Cairo's architecture gems left to crumble
- 19 October 2010
- From the section Middle East
Nagwa Shoeb is showing me the site of her childhood home, in the Cairo suburb of Heliopolis.
It is now an ugly modern high-rise. On the ground floor, there are women's clothing stores, with garish displays. The apartments above, never a thing of beauty, are further disfigured by the air-conditioning units perched outside.
It was all very different when she was growing up.
"This, I am afraid to say, I am ashamed to say, was the site of our villa with a beautiful garden where I grew up with my brothers and sisters. We had beautiful parties, and just really enjoyed our life here," Ms Shoeb said.
As time went on the family drifted away, her mother grew old and moved out. Eventually the villa was demolished, along with most of the others in the street.
It is a story repeated across this city, once known as the "Paris of the Middle East".
The suburb of Heliopolis was an architectural gem, developed from 1908, in Cairo's fashionable heyday.
On the smart island of Zamalek in the centre of the Nile, some of the villas were miniature palaces, fabulous follies were the centre of a glittering social life.
The adventurous architecture was a synthesis of European and Middle Eastern. It became an expression of the city's self-confidence.
"It was the opening of commercial life, the opening for industry, the opening for culture itself, which gave this dream for the people to build such buildings," explains architect Mona Zacharia, who has been involved in some impressive restoration projects.
Now, the demise of the villas has its own message.
Angus Blair, a Briton who has lived in Cairo for the last four-and-a-half years, says the decline began in the wave of nationalisation that followed the 1952 revolution.
Since then families have sold off their villas, usually for financial reasons, maybe because the family members want to share out their inheritance.
"What has happened since the 1950s has been the growing of Cairo as a grindingly ugly city," he said scathingly.
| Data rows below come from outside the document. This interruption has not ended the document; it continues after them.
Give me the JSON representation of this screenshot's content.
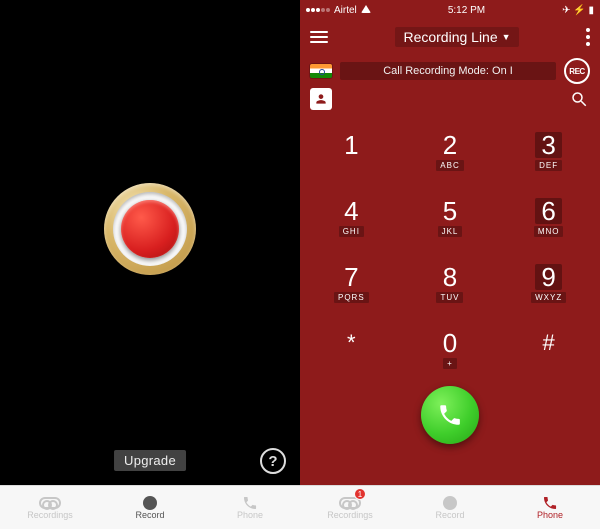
{
  "left": {
    "upgrade_label": "Upgrade",
    "help_glyph": "?",
    "tabs": {
      "recordings": "Recordings",
      "record": "Record",
      "phone": "Phone"
    }
  },
  "right": {
    "status": {
      "carrier": "Airtel",
      "time": "5:12 PM",
      "right_icons": "✈ ⚡ ▮"
    },
    "header": {
      "title": "Recording Line",
      "dropdown_marker": "▼"
    },
    "mode_text": "Call Recording Mode: On I",
    "rec_badge": "REC",
    "keypad": [
      {
        "digit": "1",
        "letters": ""
      },
      {
        "digit": "2",
        "letters": "ABC"
      },
      {
        "digit": "3",
        "letters": "DEF",
        "hl": true
      },
      {
        "digit": "4",
        "letters": "GHI"
      },
      {
        "digit": "5",
        "letters": "JKL"
      },
      {
        "digit": "6",
        "letters": "MNO",
        "hl": true
      },
      {
        "digit": "7",
        "letters": "PQRS"
      },
      {
        "digit": "8",
        "letters": "TUV"
      },
      {
        "digit": "9",
        "letters": "WXYZ",
        "hl": true
      },
      {
        "digit": "*",
        "letters": "",
        "sym": true
      },
      {
        "digit": "0",
        "letters": "+"
      },
      {
        "digit": "#",
        "letters": "",
        "sym": true
      }
    ],
    "tabs": {
      "recordings": "Recordings",
      "record": "Record",
      "phone": "Phone",
      "recordings_badge": "1"
    }
  }
}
The problem compounds itself, he believes. "If a city is ugly people don't tend to take care of it."
In recent years, the government has begun to impose conservation orders. It means more buildings are left standing, but the problems are not resolved.
One of Nagwa Shoeb's old neighbours and childhood friends, Madame Fatmeh, is left marooned in her huge villa. It has been on the market for eight years, but nobody wants to buy. She can barely afford to run it, let alone to renovate it. She is not allowed to knock it down.
"I was born here. I lived here all my life. But now it became a hell," she complained.
While she stoically waits and hopes for a buyer, other owners take a more cynical view. Some villas are deliberately left derelict, with the owners hoping they will fall down of their own accord.
One of the most spectacular in Zamalek now has vegetation growing through its roof. Instead of demolition, it is dying a slow death.
Samir Gharib is chairman of the government sponsored National Organisation for Urban Harmony. He has been working to persuade Egyptians to value their heritage more. But he accepts there are big financial issues as well:
"It is much, much more profitable for owners to build a new building than to keep the old building. We have to make the old buildings profitable, economically, for the owners," he explained.
He points out that the government cannot begin to provide the sort of money needed to solve the problem.
Angus Blair blames a lack of "imagination and creativity".
Cairo is now home to perhaps 20 million people. Many of them battle just to survive.
For them the preservation of this architectural past is probably an irrelevance.
But if Cairo is to rediscover and benefit from its recent past, private developers and the government will need to work together. If not, this magnificent legacy could be lost for future generations.